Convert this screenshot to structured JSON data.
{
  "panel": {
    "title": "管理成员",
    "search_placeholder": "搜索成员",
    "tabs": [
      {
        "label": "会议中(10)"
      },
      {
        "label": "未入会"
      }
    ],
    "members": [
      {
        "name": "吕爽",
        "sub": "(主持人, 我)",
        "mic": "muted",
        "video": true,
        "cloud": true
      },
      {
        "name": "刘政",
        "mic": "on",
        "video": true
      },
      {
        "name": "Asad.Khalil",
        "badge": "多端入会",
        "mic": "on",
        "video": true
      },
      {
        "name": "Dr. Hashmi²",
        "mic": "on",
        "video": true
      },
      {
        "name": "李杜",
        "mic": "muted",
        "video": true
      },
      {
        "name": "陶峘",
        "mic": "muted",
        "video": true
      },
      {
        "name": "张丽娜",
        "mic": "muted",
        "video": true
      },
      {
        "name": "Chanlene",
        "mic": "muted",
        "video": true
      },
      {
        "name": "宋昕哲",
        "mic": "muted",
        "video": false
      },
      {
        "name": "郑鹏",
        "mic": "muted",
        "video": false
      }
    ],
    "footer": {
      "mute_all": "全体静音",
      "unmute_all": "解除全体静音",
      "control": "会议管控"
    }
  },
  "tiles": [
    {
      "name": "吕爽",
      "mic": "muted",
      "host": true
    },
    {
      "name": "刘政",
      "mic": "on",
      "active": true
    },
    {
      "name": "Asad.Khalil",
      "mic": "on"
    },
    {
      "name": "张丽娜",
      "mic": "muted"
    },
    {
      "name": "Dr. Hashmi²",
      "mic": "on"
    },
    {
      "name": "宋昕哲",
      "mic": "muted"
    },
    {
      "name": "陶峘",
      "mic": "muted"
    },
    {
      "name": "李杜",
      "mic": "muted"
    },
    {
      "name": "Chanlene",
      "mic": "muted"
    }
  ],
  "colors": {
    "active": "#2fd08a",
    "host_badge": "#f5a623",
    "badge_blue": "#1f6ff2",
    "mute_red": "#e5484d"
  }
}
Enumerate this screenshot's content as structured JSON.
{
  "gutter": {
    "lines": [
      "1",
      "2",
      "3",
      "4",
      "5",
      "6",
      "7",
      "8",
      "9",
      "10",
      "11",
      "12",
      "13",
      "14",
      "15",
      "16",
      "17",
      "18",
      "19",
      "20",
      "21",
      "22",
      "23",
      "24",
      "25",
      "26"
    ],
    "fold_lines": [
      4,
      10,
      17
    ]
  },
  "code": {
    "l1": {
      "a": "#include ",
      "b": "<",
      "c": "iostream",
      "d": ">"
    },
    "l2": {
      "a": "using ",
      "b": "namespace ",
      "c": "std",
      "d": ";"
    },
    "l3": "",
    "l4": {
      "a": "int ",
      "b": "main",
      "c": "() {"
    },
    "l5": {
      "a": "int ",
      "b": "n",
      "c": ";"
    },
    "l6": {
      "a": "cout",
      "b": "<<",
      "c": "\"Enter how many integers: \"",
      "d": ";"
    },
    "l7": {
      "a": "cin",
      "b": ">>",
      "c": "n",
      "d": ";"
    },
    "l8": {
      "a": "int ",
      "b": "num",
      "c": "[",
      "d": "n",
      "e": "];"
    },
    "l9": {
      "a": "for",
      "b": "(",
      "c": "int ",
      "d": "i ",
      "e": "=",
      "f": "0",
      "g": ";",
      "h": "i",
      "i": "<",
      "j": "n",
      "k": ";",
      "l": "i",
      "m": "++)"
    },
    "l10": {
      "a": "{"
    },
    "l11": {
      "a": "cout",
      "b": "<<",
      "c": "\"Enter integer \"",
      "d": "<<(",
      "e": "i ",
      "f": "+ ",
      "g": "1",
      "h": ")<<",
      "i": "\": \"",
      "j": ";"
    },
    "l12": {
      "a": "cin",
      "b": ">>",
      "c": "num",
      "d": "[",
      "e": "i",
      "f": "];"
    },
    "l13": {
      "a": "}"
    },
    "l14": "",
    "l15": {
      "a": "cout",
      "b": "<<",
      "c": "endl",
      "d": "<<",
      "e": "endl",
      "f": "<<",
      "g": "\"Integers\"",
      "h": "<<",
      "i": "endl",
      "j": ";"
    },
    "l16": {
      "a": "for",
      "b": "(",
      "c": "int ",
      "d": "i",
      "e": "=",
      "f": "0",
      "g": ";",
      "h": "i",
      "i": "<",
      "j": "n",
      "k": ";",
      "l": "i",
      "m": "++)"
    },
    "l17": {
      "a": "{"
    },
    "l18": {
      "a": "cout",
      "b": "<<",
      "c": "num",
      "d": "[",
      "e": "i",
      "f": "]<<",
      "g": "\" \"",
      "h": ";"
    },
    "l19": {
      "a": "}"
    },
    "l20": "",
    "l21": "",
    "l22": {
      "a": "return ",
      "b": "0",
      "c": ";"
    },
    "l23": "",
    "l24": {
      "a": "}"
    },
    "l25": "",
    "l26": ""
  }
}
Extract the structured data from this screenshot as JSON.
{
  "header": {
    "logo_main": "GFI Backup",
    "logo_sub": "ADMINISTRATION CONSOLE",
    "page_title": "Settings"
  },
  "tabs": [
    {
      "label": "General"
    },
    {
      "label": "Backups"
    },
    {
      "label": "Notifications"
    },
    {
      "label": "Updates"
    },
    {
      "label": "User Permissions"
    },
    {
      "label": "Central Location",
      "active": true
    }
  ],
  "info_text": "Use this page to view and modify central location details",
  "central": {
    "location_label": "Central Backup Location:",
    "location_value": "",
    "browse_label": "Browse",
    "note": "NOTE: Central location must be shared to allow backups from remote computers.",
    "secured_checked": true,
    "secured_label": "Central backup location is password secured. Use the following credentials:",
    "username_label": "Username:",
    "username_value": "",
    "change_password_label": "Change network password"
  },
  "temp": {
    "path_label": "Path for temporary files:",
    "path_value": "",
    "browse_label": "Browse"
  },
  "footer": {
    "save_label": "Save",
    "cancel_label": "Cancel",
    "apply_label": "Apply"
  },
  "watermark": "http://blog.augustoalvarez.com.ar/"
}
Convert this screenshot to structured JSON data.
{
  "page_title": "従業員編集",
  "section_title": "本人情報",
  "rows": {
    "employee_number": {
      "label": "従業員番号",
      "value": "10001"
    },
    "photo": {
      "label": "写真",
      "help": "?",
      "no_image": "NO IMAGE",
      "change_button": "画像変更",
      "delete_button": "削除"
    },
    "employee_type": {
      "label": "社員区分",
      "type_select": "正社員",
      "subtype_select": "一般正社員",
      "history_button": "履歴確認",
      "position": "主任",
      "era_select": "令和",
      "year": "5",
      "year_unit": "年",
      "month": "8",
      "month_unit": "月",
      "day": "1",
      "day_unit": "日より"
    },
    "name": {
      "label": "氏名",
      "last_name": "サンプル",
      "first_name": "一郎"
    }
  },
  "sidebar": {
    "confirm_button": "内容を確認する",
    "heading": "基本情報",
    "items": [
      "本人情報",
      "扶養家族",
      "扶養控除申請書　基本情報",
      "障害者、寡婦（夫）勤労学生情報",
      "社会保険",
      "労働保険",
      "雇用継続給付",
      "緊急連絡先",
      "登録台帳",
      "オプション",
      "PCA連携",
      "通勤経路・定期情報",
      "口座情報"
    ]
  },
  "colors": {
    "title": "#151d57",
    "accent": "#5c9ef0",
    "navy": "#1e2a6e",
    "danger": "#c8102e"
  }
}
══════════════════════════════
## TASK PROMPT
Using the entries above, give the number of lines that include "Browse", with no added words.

## TASK OUTPUT
2